A Jacob's crossstaff, a simple tool for measuring angles in the sky. (Photo by Author).
A Jacob’s cross staff, a simple tool for measuring angles in the sky. (Charles Towne Landing Historic Site Museum, Photo by Author).

Columbus was a student of Ptolemy, and used this method during voyages to and from the New World during the lunar eclipses of September 14th, 1494 and February 29, 1504. Of course, such a method is only approximate. The umbra of the Earth often appears ragged and indistinct on the edge of the lunar disk at the start of an eclipse, making it tough to judge the actual beginning of an eclipse by more than ten of minutes or so. And remember, you’re often watching from the pitching deck of a ship to boot!
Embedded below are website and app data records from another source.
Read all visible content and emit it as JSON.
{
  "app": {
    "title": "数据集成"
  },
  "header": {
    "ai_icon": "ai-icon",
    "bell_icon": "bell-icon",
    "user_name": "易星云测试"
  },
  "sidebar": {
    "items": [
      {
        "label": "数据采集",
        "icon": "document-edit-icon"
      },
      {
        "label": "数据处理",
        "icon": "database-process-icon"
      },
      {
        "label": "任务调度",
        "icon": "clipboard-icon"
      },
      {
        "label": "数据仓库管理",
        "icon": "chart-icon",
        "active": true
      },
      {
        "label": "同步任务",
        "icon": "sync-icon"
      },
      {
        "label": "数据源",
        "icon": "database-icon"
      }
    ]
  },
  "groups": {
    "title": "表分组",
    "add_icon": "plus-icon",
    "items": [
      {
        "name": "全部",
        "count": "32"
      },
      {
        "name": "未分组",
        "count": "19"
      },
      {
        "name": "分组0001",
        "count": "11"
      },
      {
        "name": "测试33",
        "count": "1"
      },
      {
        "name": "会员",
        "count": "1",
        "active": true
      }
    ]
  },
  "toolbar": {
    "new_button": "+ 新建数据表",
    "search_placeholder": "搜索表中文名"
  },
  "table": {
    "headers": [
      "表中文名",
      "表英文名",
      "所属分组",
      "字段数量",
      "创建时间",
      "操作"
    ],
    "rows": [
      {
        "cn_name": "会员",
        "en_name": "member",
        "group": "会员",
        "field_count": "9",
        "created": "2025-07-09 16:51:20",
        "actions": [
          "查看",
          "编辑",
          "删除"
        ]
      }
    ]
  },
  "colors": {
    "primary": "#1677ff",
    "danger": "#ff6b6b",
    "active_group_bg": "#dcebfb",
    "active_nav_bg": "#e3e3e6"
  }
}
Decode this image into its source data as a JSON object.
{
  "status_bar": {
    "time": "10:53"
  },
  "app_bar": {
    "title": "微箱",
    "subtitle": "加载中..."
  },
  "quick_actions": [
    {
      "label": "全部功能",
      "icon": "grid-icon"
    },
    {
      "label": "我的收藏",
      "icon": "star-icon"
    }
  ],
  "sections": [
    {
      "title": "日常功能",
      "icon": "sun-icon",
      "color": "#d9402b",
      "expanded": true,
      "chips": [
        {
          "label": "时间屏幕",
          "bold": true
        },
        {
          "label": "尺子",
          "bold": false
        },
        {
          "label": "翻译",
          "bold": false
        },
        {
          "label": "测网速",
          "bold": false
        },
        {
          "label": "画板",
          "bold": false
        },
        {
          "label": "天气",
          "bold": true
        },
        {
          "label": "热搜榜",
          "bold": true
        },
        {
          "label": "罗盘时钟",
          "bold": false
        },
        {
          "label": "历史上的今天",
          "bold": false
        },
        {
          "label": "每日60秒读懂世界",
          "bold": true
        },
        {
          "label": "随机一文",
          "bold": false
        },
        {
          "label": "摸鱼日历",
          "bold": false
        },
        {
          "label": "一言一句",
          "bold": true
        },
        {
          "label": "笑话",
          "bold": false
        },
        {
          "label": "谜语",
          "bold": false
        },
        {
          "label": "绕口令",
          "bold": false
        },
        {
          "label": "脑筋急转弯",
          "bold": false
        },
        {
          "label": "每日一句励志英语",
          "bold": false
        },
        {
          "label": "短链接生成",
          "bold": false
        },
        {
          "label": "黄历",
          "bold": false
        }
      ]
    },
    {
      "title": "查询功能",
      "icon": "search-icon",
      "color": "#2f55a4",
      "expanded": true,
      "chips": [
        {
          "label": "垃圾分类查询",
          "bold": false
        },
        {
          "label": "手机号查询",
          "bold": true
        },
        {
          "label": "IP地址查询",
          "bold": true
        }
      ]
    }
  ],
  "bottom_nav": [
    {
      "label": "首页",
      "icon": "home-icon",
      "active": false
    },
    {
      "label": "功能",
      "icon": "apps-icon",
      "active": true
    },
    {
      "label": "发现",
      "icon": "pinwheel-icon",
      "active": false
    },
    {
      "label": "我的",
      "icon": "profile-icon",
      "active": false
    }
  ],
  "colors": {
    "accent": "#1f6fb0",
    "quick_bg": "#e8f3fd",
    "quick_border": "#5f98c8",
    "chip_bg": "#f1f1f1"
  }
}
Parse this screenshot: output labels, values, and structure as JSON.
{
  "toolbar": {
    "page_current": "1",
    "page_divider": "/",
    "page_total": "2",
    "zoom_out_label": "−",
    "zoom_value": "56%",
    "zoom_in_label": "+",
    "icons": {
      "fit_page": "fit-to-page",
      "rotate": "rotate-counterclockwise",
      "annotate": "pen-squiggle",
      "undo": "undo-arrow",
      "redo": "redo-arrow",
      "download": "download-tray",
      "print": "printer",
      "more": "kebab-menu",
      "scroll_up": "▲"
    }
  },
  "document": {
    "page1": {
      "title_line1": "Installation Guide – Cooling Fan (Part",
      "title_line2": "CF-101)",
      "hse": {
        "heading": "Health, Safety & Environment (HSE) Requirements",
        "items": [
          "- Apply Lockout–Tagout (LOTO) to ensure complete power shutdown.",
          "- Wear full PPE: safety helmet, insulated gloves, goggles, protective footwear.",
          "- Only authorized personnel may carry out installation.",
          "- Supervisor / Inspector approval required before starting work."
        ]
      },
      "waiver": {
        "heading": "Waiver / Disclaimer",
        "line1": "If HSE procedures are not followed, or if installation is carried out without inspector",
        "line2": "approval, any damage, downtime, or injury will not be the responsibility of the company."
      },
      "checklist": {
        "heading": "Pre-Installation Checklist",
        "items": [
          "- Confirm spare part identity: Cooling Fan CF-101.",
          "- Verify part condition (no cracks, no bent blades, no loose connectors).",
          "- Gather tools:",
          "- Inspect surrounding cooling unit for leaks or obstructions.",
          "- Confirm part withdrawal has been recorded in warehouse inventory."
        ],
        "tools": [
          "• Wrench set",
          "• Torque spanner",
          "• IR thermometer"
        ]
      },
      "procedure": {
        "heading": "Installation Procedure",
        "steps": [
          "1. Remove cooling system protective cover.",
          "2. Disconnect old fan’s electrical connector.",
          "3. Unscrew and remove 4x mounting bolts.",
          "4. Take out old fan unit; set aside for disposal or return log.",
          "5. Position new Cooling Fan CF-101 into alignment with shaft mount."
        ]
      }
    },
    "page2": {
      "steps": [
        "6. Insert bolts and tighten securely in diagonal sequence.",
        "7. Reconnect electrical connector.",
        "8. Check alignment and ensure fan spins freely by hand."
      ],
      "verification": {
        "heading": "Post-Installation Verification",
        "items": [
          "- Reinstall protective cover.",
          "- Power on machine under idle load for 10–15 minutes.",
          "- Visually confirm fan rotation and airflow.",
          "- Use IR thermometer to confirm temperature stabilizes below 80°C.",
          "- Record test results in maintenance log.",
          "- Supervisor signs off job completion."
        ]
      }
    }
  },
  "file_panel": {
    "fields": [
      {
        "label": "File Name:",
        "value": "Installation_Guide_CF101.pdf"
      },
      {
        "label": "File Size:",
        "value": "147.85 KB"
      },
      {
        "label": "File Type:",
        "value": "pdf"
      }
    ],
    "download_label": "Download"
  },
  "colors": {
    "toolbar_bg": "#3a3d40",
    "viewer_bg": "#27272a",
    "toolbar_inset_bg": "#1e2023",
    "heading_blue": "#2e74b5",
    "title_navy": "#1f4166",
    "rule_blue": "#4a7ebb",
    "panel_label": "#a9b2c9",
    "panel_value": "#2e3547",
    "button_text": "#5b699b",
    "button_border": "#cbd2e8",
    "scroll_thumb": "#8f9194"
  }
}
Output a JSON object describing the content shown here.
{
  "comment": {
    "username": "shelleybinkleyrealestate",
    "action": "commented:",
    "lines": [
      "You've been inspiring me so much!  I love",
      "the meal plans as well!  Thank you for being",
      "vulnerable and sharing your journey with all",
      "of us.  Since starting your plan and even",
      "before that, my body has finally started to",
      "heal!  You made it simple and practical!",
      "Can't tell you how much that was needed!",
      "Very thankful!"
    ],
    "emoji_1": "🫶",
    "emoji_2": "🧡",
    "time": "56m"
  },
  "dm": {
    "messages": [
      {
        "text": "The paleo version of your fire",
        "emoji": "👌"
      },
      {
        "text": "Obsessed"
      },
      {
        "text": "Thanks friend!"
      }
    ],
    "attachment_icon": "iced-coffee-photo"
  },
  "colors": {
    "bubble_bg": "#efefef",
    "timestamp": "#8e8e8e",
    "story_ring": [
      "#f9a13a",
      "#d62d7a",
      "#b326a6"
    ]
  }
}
Another problem also plagued Columbus’s navigation efforts: he favored a smaller Earth than we now know is reality. Had he listened to another Greek astronomer by the name of Eratosthenes, he would’ve gotten his measurements pretty darned close.

An eclipse also saved Columbus’s butt on one occasion. The story goes that tensions had come to a head between the locals and Columbus’s crew while stranded on the island of Jamaica in 1504. Noting that a lunar eclipse was about to occur on March 1st  (the evening of February 29th for North America), Columbus told the local leader that the Moon would rise “inflamed with wrath,” as indeed it did that night, right on schedule. Columbus then made a great show of pretending to pray for heavenly intersession, after which the Moon returned to its rightful color.  This kept a conniving Columbus and his crew stocked in supplies until a rescue ship arrived in June of that year.

A depiction of the 1504 lunar eclipse from the 1879 text Astronomie Populare by Camille Flammarion.
A depiction of the 1504 lunar eclipse from the 1879 text Astronomie Populare by Camille Flammarion.

Be sure to check out this Friday’s penumbral eclipse, and amaze your friends with the prediction of the next total lunar eclipse which occurs on U.S. Tax Day next year on April 15th, 2014. Can you do a better job of predicting your longitude than Columbus?